Business Acumen of CMD
Business acumen demands intense mental activity. When the Director Finance presented the harsh facts to him, he should have done his calculation and understood if the company should be taking such an aggressive risk or no. A debt of 20000 Cr and an additional requirement of 70000 Cr is a herculean order by any standards. Business requirements warranted that this investment, even if someone makes it, taking huge risks - needed to generate revenues at the earliest. A delay of 5 long years that resulted in project cost rising three times was suicidal by most moderate terms.
Given that MAIL performed very well during the preceding three years, the top management lead by CMD should have done a detailed analysis to understand, if the company did something brilliant to earn 5000 crores or were the market conditions primarily responsible for such stupendous performance - given the cyclic nature of the industry. After doing this basic analysis, a joint decision either ways could have been a life saver for MAIL.
MAIL is in a recarious situation. They are in a financial mess, to say the least. Based on the data available in the case - the company has limited choices:
1) To reduce debts, it should look for such assets that can be encashed. May be there is some extra land that can be sold or redundant P&M (KISCO may have certain P&M that has been replaced by the green field expansion)
3) The IR scenario is again on the verge of a breakdown as the union has waited for 2 years for a wage revision. So the union needs to be formally informed about the financial condition of the company.
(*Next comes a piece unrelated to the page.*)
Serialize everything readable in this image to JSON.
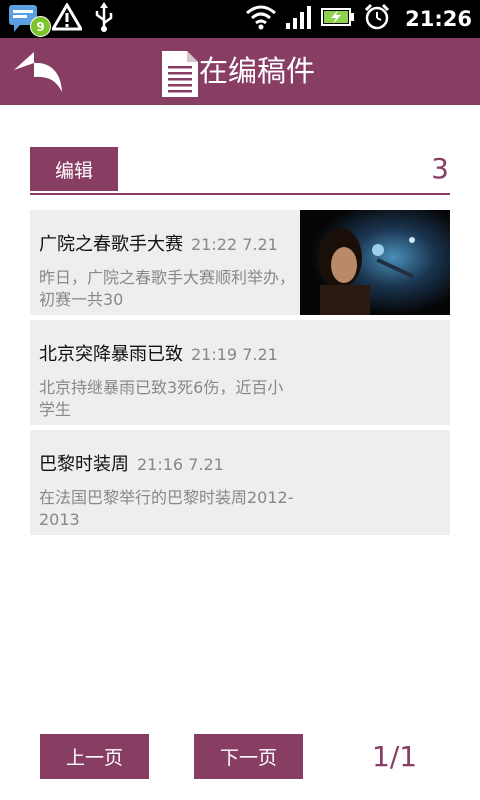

They should be made an offer to help the management reduce the additional employees by way of a VRS and then be eligible for a discussion on wage increase.